It was hard to over-appreciate that I was walking along the beach and not thinking about holding the camera or feeling it bounce against me, and all the while knowing that it was there and that I could call on it at a moment's notice.
The ability to put the camera "behind" you and just kind of forget about it is very liberating. For example, as I was walking along the main pier in Santa Cruz, I decided I wanted some fried calamari and a beer (truth be told, that decision was made long before I got in the car to drive to Santa Cruz). I was able to buy the food, eat it while walking around, and lean forward against the railing of the pier — all without ever having to think about whether the camera was going to hit something. OK, so that example may not blow your mind, but extrapolate the general idea to cover your use-case, and I think you'll start to understand the strap's convenience.
As useful as the strap is, there are a few trade-offs. The first is that the camera can no longer sit normally on a surface, because the "Fasten R" mechanism that links the strap to your camera simply won't allow for it. Given the velvet-glove treatment I afford all my gadgets, I don't feel too comfortable placing my equipment on surfaces at odd angles (did I really just string those words together?), and so I find this issue a bit annoying.
Another compromise you'll likely have to make is to keep your backpack-style camera bag at home. I realize that for some this is a deal breaker; indeed, when I first recognized the issue I questioned whether the strap was for me. When I really thought it about though, I was able to convince myself that I usually only use my camera bag when transporting gear between locations; it actually is rare for me to switch lenses when I'm out and about (usually because I just can't be bothered to do it), and so this is a concession I'm willing (and able) to make. Your mileage obviously may vary.
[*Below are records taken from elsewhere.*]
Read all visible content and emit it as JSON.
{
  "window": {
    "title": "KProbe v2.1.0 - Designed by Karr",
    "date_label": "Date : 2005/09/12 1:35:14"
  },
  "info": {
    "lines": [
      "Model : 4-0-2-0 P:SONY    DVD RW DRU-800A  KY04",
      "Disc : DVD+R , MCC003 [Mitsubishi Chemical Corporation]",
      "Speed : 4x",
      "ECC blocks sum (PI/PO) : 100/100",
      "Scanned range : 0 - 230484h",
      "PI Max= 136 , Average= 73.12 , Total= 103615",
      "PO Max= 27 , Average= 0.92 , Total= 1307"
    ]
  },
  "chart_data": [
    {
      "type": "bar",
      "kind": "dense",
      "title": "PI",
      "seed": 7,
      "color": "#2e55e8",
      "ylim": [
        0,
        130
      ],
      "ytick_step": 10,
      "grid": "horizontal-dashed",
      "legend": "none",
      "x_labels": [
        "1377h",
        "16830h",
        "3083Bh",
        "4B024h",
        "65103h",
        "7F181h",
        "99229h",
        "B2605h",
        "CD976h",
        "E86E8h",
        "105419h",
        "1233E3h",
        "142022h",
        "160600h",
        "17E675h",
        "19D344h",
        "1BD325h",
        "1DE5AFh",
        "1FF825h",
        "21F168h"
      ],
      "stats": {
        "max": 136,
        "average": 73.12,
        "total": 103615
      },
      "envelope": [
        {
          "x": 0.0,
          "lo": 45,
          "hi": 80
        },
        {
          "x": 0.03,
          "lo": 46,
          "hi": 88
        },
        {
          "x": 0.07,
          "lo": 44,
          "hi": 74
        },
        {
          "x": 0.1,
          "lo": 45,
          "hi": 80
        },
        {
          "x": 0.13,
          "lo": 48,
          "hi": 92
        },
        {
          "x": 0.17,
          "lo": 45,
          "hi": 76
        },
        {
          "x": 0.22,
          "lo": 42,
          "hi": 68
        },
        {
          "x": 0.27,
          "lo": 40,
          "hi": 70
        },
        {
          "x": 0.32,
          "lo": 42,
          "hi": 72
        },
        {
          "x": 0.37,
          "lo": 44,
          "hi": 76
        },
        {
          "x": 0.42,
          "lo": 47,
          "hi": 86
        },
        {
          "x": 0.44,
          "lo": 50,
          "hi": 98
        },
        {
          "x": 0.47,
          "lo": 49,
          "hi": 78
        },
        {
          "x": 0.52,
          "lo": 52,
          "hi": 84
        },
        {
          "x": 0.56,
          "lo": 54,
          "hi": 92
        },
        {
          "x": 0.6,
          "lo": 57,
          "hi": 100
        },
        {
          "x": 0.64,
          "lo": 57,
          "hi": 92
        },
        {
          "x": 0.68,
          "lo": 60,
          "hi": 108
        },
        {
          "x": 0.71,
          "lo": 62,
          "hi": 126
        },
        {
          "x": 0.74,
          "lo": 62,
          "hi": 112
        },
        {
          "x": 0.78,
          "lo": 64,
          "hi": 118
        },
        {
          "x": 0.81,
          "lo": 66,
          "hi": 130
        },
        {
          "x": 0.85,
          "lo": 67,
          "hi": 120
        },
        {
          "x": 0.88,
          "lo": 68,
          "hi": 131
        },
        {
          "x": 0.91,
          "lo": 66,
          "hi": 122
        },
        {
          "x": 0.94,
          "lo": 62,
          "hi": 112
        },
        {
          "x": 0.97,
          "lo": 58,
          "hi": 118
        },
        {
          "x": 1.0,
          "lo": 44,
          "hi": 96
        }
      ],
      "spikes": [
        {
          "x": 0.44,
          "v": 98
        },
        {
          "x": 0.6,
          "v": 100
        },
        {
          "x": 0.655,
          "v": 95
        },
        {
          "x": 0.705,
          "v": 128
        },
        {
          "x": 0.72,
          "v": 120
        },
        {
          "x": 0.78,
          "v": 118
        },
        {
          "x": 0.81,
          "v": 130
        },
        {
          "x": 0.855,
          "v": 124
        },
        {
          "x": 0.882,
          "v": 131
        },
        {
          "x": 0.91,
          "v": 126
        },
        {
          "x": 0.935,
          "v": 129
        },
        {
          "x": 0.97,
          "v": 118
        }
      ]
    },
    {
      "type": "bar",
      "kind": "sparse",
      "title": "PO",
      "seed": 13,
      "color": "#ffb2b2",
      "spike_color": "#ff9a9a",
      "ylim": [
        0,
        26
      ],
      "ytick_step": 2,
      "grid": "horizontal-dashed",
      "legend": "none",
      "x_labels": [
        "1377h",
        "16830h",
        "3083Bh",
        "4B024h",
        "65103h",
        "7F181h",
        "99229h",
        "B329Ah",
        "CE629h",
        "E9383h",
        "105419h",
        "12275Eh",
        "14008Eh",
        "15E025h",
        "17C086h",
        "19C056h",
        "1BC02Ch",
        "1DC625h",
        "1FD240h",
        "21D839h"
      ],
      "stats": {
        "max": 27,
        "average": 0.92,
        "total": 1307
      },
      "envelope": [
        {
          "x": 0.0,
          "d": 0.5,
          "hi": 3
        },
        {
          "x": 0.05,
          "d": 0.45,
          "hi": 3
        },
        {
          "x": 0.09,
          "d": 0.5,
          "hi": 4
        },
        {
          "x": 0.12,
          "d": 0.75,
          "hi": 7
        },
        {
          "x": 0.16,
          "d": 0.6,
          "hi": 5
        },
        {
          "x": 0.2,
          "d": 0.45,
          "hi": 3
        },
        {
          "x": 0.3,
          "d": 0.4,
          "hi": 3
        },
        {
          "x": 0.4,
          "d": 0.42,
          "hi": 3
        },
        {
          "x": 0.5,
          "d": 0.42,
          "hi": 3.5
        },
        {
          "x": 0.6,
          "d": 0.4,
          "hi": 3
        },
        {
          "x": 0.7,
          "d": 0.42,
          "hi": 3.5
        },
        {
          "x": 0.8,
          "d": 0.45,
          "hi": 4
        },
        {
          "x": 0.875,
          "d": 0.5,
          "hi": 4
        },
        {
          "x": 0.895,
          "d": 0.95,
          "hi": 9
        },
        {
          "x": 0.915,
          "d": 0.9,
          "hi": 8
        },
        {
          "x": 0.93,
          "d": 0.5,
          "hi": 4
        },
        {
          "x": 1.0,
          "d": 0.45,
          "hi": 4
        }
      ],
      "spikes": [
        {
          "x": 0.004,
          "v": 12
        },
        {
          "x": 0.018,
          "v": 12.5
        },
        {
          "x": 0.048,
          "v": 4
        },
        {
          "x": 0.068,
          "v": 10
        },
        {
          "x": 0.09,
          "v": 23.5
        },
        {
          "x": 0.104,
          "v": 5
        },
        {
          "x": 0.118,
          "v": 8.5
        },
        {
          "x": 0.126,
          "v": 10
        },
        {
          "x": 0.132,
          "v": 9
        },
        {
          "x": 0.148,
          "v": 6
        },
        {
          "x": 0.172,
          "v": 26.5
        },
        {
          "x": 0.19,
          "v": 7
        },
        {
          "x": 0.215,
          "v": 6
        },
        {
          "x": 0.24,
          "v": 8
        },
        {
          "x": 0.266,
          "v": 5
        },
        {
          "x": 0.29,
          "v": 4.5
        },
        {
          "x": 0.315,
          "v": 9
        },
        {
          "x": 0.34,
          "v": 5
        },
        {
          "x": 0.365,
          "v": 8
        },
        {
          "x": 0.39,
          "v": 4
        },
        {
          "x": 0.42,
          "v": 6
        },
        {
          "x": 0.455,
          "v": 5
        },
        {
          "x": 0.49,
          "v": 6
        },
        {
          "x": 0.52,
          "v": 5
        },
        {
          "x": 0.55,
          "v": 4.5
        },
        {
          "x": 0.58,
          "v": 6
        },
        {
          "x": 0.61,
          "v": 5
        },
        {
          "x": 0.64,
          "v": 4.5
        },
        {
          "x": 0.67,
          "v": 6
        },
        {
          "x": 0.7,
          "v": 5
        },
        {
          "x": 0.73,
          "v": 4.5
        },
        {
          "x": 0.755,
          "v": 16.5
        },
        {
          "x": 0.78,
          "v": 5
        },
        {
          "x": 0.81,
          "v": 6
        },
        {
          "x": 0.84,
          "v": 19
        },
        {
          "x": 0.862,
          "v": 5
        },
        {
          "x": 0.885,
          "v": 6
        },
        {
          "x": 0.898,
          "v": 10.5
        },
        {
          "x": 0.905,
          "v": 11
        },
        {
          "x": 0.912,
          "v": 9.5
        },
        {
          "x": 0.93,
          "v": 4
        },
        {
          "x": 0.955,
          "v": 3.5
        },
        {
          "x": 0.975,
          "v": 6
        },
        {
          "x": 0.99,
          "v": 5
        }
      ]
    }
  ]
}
Finally, the R-Strap may prove to be incompatible with your tripod plate, and so you may have to remove it in order to use the strap. If your plate has a tripod mount, then you likely can use it without issue, but I probably would be weary of anything less secure (e.g., connecting the strap to a plate's D-ring, etc.).
In my case the good far outweighs the bad. I'm quite pleased with the strap and am very much looking forward to future improvements and modifications — I just can't see myself using anything else.
This will blow your mind (even if you've never played GH3). Watch it.
Be still my beating heart. Hard to believe, but this theme walks all over Jon's previous effort. I love it. (Please give Gmail the same treatment).
You better believe Apple gets it.
[W]hat do these people look like, and how much does it cost for someone to reveal their face?
If you're struggling with what to get me for xmas…
Working Class Heroes may have changed their name to Hard Graft, but that hasn't stopped them from pumping out cool cases (you'll remember my ridiculous review of their MacBook Air case). The Kindle case looks pretty nice, but not nice enough to pull me away from Waterfield's very convenient Slip Case.